== INPUT RECORDS ==
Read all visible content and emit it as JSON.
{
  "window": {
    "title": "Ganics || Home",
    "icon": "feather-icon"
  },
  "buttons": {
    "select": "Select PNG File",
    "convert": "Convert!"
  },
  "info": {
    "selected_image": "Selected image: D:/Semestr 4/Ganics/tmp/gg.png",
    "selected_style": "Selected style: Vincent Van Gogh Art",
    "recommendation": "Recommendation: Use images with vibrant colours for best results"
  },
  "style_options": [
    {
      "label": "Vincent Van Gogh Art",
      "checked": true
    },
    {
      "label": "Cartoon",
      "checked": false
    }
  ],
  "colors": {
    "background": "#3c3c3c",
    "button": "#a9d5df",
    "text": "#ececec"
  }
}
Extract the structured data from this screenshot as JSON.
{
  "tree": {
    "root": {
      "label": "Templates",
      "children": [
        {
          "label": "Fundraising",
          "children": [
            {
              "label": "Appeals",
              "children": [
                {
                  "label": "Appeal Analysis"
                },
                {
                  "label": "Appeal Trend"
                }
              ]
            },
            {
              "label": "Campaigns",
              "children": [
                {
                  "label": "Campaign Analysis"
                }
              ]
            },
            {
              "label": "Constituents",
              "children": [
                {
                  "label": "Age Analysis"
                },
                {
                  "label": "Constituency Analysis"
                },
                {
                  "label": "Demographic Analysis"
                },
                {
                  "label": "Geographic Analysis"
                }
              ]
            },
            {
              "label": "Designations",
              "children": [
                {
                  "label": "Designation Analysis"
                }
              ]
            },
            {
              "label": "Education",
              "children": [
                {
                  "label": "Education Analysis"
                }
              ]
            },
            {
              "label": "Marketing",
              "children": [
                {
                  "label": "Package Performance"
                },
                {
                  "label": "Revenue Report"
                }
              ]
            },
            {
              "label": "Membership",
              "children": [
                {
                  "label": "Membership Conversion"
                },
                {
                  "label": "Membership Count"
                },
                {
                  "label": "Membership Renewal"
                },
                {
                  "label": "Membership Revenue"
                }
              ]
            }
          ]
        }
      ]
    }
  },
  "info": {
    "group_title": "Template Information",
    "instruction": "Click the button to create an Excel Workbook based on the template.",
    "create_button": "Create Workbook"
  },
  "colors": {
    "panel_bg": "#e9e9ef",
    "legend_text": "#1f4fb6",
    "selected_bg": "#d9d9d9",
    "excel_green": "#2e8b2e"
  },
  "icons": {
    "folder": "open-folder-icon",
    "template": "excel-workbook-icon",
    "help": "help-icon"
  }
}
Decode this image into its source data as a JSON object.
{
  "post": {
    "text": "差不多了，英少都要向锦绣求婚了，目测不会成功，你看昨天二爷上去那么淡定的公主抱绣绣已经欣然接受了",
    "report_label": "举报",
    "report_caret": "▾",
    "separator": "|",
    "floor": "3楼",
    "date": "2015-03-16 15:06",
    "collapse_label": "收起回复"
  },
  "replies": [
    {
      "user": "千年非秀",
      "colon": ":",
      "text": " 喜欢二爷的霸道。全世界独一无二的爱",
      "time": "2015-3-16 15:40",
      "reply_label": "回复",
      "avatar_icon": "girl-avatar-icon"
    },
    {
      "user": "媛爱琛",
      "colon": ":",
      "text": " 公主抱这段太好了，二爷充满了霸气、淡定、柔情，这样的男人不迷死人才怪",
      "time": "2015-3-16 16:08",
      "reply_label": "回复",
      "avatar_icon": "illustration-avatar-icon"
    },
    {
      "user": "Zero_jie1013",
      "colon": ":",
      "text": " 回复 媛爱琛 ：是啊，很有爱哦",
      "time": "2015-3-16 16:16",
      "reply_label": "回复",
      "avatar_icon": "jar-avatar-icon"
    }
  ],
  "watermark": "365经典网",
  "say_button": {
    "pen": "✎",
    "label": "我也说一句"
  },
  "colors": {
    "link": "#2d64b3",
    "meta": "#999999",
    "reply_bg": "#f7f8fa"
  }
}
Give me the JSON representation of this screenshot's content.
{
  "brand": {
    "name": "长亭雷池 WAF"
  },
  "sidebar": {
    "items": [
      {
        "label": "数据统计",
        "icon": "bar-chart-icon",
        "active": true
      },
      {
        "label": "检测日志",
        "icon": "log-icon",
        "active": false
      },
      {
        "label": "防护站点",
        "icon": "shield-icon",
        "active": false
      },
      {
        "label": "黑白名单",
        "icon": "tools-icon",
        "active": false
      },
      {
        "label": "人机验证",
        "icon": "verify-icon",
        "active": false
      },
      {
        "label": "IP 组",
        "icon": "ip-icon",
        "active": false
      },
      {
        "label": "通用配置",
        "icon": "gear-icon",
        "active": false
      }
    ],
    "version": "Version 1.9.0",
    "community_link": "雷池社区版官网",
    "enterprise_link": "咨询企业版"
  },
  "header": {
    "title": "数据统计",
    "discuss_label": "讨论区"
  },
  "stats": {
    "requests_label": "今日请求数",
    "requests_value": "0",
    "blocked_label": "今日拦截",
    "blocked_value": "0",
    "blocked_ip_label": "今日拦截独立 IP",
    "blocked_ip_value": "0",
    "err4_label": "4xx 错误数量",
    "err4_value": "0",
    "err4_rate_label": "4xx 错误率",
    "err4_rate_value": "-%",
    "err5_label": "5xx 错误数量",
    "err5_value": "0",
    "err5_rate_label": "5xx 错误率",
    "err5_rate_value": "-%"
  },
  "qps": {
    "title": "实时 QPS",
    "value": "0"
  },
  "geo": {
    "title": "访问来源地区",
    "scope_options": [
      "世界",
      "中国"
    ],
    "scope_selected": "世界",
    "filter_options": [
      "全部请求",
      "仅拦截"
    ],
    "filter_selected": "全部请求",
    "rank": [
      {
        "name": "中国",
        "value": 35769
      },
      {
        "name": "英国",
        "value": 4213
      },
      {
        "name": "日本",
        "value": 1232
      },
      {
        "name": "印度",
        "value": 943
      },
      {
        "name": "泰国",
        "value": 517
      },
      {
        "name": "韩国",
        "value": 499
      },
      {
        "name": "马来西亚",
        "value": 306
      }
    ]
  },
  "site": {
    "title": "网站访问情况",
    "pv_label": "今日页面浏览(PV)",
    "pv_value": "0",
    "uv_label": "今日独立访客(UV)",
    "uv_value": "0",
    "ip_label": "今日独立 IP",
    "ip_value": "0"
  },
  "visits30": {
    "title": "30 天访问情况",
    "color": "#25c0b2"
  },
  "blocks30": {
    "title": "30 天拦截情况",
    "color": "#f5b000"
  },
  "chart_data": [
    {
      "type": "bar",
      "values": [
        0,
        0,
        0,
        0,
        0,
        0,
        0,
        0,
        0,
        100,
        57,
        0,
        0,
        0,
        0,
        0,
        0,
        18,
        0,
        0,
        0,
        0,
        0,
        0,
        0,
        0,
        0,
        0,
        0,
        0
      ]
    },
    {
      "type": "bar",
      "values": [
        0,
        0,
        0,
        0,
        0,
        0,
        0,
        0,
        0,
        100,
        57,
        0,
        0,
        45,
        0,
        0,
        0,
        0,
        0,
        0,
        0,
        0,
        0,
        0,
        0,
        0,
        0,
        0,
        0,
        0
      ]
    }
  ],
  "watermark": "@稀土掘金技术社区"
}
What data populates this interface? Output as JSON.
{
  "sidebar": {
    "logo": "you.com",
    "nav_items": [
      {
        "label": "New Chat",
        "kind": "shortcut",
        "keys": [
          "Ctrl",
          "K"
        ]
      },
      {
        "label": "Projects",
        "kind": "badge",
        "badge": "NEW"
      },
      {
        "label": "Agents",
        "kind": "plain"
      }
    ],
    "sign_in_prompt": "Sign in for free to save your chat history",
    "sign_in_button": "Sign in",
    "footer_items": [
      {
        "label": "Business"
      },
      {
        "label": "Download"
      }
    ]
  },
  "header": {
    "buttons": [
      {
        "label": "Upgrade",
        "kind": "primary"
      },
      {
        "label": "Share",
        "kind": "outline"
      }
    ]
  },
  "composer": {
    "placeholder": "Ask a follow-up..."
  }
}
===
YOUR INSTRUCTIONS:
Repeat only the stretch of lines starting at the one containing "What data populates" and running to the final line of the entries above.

FINAL ANSWER:
What data populates this interface? Output as JSON.
{
  "sidebar": {
    "logo": "you.com",
    "nav_items": [
      {
        "label": "New Chat",
        "kind": "shortcut",
        "keys": [
          "Ctrl",
          "K"
        ]
      },
      {
        "label": "Projects",
        "kind": "badge",
        "badge": "NEW"
      },
      {
        "label": "Agents",
        "kind": "plain"
      }
    ],
    "sign_in_prompt": "Sign in for free to save your chat history",
    "sign_in_button": "Sign in",
    "footer_items": [
      {
        "label": "Business"
      },
      {
        "label": "Download"
      }
    ]
  },
  "header": {
    "buttons": [
      {
        "label": "Upgrade",
        "kind": "primary"
      },
      {
        "label": "Share",
        "kind": "outline"
      }
    ]
  },
  "composer": {
    "placeholder": "Ask a follow-up..."
  }
}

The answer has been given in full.